The leaders will meet by videolink to discuss the virus crisis for the fourth time in seven weeks — a sign, one senior Brussels official said, of the “seriousness of the challenge and the importance we attach to a common solution”.
But common ground is scarce. The pandemic has reopened the wounds of the 2009 financial crisis, once again pitting northern and southern Europe against one another.
Southern states like Spain and Italy, badly hit by the disease and heavily indebted, are demanding “solidarity” — financial help — from the rich north.

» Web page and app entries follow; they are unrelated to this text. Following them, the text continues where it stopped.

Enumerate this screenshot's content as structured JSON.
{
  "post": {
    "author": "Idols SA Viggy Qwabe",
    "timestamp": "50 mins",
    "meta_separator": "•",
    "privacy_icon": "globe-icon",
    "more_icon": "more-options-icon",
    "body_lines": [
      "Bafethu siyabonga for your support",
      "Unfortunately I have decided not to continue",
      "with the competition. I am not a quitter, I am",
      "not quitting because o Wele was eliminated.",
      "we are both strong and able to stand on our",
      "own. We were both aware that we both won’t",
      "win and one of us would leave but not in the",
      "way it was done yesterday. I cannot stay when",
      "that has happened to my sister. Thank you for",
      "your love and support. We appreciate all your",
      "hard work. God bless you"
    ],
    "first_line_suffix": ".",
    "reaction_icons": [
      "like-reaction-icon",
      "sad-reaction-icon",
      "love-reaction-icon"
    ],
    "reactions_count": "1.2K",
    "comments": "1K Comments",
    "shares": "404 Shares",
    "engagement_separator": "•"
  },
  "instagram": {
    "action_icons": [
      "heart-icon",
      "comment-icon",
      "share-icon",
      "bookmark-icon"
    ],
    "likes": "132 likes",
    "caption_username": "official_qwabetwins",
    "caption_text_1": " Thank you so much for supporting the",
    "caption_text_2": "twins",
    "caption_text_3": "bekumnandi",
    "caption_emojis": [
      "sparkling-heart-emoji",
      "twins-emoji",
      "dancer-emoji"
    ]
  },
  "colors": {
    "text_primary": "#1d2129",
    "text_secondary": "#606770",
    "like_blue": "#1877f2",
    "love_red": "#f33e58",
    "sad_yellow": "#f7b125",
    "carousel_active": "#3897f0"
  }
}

Italian Prime Minister Giuseppe Conte, who has pushed for mutualised EU debt, dubbed “coronabonds”, struck a firm line on Tuesday.
He told the Italian parliament he would accept “no compromises” and would not sign up to a “bargain deal”.
On the other side, northern countries led by Germany and the Netherlands refuse even to entertain the idea of coronabonds and are reluctant to fund Mediterranean governments they accuse of profligacy.
In a sign of how far apart they are, leaders will not even issue their usual joint statement after the videoconference, a diplomat told AFP.
“No one should have exaggerated expectations for this meeting,” another diplomat said.
EU Council President Charles Michel, the nominal host of the summit, set a low bar in the invitation letter sent to leaders on Tuesday.
He urged them only to “work towards” creating a European Recovery Fund to rebuild the bloc’s economy after the pandemic eases.
The leaders are expected to ask the European Commission, the bloc’s executive, to analyse the probable needs and come back with a proposal.
They will also sign off on a 540-billion-euro ($584-billion) emergency package agreed by EU finance ministers earlier this month.